Patients with systemic lupus erythematosus (SLE) are often interested in which diets to follow. Our aim was to investigate which dietary habits were common among our patients, and which of them were in correlation with laboratory parameters of disease activity, such as complement values and 24-h proteinuria. This study included 76 patients with SLE in clinical remission with a 6-month flare free period. They completed a specialized, self-administered, 23-item food frequency questionnaire about their weekly dietary habits. Basic anthropometric data, levels of C3 and C4, and 24-h proteinuria were recorded and analyzed with respect to their dietary habits. The majority of patients had a normal body mass index of 18.5-25 kg/m, and worked out regularly. The most frequently consumed foods reported by the patients were fruits, milk, vegetables, meat, pasta, rice, and bread. Decreased values of C3 were found in 34 (44.7%) patients, and decreased values of C4 in 28 (36.8%) patients. Decreased values of C3 were found in patients who often consumed meat ( = .015), and decreased values of C4 in patients who often consumed fast food ( = .043). Patients who often consumed fast food demonstrated a decreasing trend of C3 ( = .060), and patients who often consumed fried food had a decreasing trend of C4 ( = .051). Significant correlation between daily proteinuria and dietary habits was not found. Dietary habits can influence the disease course of SLE. Our study confirms that decreased levels of complement compounds C3 and C4, which are possible predictors of disease activation, are associated with frequent consumption of low quality proteins and food rich in calories.
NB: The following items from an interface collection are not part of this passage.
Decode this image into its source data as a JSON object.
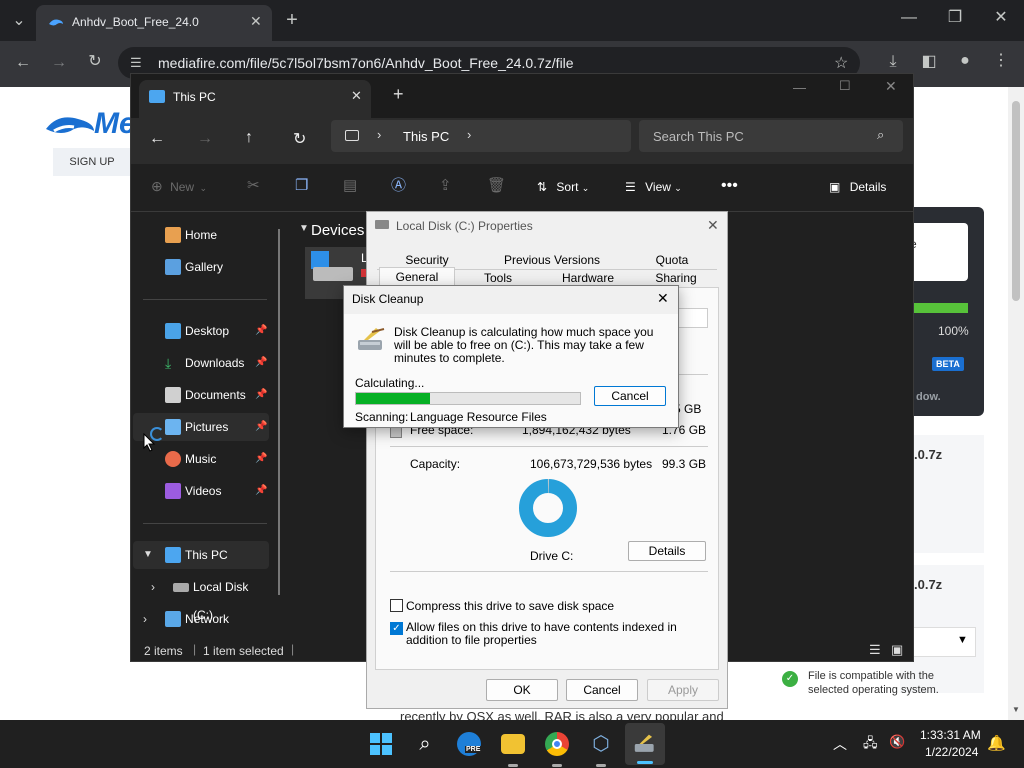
{
  "browser": {
    "tab_title": "Anhdv_Boot_Free_24.0",
    "url": "mediafire.com/file/5c7l5ol7bsm7on6/Anhdv_Boot_Free_24.0.7z/file"
  },
  "webpage": {
    "logo_text": "Me",
    "signup_label": "SIGN UP",
    "panel_text_fragment": "ete",
    "progress_percent": "100%",
    "beta_badge": "BETA",
    "window_text_fragment": "dow.",
    "filename_fragment_1": ".0.7z",
    "filename_fragment_2": ".0.7z",
    "compat_text": "File is compatible with the selected operating system.",
    "bottom_text": "recently by OSX as well. RAR is also a very popular and"
  },
  "explorer": {
    "tab_title": "This PC",
    "breadcrumb": "This PC",
    "search_placeholder": "Search This PC",
    "toolbar": {
      "new_label": "New",
      "sort_label": "Sort",
      "view_label": "View",
      "details_label": "Details"
    },
    "nav": {
      "home": "Home",
      "gallery": "Gallery",
      "desktop": "Desktop",
      "downloads": "Downloads",
      "documents": "Documents",
      "pictures": "Pictures",
      "music": "Music",
      "videos": "Videos",
      "this_pc": "This PC",
      "local_disk": "Local Disk (C:)",
      "network": "Network"
    },
    "section_header": "Devices",
    "drive_label_fragment": "L",
    "status": {
      "items": "2 items",
      "selected": "1 item selected"
    }
  },
  "properties": {
    "title": "Local Disk (C:) Properties",
    "tabs_row1": [
      "Security",
      "Previous Versions",
      "Quota"
    ],
    "tabs_row2": [
      "General",
      "Tools",
      "Hardware",
      "Sharing"
    ],
    "used_size_fragment": "5 GB",
    "free_label": "Free space:",
    "free_bytes": "1,894,162,432 bytes",
    "free_size": "1.76 GB",
    "capacity_label": "Capacity:",
    "capacity_bytes": "106,673,729,536 bytes",
    "capacity_size": "99.3 GB",
    "drive_label": "Drive C:",
    "details_button": "Details",
    "compress_label": "Compress this drive to save disk space",
    "compress_checked": false,
    "index_label": "Allow files on this drive to have contents indexed in addition to file properties",
    "index_checked": true,
    "ok_button": "OK",
    "cancel_button": "Cancel",
    "apply_button": "Apply"
  },
  "cleanup": {
    "title": "Disk Cleanup",
    "message": "Disk Cleanup is calculating how much space you will be able to free on  (C:). This may take a few minutes to complete.",
    "calculating_label": "Calculating...",
    "progress": 0.33,
    "cancel_button": "Cancel",
    "scanning_label": "Scanning:",
    "scanning_item": "Language Resource Files"
  },
  "taskbar": {
    "time": "1:33:31 AM",
    "date": "1/22/2024",
    "pre_badge": "PRE"
  },
  "colors": {
    "accent": "#0078d4",
    "progress_green": "#06b025",
    "mediafire_blue": "#1a6fd1",
    "explorer_bg": "#202020"
  }
}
Adenosine, Lidocaine, and Magnesium Support a High Flow, Hypotensive, Vasodilatory State With Improved Oxygen Delivery and Cerebral Protection in a Pig Model of Noncompressible Hemorrhage.
May 1, 2020
Number of screening rounds attended and incidence of high-risk prostate cancer in the Finnish Randomized Study of Screening for Prostate Cancer (FinRSPC).
October 15, 2020
July 23, 2020
- ACC 2020The American College of Cardiology decided to cancel ACC.20/WCC due to COVID-19, which was scheduled to take place March 28-30 in Chicago. However, ACC.20/WCC Virtual Meeting continues to release cutting edge science and practice changing updates for cardiovascular professionals on demand and free through June 2020.